China’s call for a new international reserve currency may signal its concern at the dollar’s weakness and ambitions for a leadership role at next week’s Group of 20 summit, economists said.
Central bank Governor Zhou Xiaochuan this week urged the International Monetary Fund to create a “super-sovereign reserve currency.” The dollar weakened after the Federal Reserve said it would buy Treasuries and the U.S. government outlined plans to buy illiquid bank assets
“China is concerned about the potential for a slide in the dollar as the U.S. attempts to stimulate its economy,” said Mark Williams, a London-based economist at Capital Economics Ltd. The “rare” sight of a Chinese official attempting to reframe an international debate may be “a sign of China becoming more engaged,” he said.
Zhou’s comments may also signal ambitions for the yuan to play a bigger global role. The central bank this week signed a currency swap with Indonesia, adding to agreements since December with South Korea, Hong Kong, Malaysia and Belarus.
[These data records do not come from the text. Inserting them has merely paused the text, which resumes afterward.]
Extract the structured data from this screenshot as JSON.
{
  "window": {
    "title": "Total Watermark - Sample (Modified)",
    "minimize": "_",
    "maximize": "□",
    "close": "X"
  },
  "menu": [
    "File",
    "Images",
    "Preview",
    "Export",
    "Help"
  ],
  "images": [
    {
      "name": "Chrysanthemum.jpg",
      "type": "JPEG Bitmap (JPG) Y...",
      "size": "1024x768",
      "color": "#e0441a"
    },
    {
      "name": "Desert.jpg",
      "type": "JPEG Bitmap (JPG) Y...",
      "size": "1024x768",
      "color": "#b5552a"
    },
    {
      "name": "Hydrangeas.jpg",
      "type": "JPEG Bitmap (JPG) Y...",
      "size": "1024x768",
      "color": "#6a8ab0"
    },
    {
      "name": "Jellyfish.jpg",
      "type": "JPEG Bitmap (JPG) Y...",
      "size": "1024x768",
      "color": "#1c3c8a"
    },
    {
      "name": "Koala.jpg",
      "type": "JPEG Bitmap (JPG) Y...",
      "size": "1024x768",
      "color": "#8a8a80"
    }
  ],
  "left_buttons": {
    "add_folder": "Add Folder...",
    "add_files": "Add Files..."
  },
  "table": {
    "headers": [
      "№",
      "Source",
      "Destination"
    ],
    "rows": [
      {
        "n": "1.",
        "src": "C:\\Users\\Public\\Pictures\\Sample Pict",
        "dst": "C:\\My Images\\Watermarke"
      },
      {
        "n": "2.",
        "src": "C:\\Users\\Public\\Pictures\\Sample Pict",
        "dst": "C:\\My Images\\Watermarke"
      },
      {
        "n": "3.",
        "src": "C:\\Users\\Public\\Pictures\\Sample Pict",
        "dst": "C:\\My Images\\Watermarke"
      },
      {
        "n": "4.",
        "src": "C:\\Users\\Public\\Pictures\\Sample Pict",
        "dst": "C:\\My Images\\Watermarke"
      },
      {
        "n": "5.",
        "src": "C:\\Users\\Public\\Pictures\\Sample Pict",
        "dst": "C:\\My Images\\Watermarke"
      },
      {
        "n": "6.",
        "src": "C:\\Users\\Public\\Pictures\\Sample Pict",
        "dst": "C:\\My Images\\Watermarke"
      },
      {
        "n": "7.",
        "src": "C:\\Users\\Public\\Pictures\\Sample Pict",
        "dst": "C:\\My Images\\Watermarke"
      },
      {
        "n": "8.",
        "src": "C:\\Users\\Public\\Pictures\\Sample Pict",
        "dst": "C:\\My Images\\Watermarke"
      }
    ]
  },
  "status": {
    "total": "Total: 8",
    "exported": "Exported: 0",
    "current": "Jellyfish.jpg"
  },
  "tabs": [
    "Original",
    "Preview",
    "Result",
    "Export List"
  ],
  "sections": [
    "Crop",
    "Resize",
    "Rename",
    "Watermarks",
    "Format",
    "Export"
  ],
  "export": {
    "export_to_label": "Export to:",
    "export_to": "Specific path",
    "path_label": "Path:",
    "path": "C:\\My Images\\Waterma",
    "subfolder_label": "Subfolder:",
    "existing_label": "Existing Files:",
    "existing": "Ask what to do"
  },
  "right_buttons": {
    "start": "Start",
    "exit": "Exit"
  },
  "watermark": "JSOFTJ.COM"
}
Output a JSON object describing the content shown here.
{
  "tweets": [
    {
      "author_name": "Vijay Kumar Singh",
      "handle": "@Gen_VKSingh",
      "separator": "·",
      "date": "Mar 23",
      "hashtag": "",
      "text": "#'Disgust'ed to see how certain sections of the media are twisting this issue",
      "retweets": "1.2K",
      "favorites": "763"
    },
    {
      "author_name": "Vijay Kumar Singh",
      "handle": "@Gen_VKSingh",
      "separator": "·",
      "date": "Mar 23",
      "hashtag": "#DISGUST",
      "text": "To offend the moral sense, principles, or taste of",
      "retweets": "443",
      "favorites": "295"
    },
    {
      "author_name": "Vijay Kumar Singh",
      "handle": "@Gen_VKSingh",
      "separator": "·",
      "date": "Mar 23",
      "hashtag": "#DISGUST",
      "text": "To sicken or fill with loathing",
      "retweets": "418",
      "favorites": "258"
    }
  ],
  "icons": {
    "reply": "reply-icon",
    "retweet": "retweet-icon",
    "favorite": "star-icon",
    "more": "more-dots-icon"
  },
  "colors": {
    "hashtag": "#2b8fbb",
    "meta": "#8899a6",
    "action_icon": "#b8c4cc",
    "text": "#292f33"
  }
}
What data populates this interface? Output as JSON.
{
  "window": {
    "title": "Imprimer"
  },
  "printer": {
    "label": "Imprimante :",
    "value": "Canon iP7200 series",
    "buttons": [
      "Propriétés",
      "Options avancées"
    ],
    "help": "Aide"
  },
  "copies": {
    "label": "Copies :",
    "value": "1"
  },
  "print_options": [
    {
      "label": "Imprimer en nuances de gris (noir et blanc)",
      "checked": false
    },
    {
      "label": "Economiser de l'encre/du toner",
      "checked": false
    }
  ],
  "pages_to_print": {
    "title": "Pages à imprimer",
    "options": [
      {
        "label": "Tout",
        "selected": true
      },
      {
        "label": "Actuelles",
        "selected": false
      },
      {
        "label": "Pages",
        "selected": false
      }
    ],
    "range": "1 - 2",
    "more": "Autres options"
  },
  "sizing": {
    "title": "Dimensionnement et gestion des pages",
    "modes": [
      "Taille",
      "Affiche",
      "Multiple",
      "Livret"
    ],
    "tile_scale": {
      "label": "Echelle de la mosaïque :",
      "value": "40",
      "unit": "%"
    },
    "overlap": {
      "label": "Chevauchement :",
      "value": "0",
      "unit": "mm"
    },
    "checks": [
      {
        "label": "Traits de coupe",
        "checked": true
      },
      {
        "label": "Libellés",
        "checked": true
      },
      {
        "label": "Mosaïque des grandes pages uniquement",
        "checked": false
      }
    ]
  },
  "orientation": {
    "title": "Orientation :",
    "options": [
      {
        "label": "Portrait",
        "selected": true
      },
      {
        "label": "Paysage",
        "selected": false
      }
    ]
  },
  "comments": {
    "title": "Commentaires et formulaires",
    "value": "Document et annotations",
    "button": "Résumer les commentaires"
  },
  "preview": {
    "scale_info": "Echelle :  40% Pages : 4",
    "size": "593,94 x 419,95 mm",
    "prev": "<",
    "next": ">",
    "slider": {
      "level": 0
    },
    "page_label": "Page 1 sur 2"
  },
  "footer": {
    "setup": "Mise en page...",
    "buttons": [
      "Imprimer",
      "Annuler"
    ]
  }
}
It’s also preparing for trade settlement in the Chinese currency with Hong Kong, Macau and the Association of Southeast Asian Nations.
“There is concern and even frustration among top policymakers in Beijing about China’s high exposure to U.S. dollar-denominated financial assets,” said Brian Jackson, senior strategist at Royal Bank of Canada in Hong Kong.
Yuan forwards rose the most in three months with traders betting on appreciation for the first time since September on speculation that the U.S. policies will weaken the dollar. The 12-month forward rate gained 0.9 percent.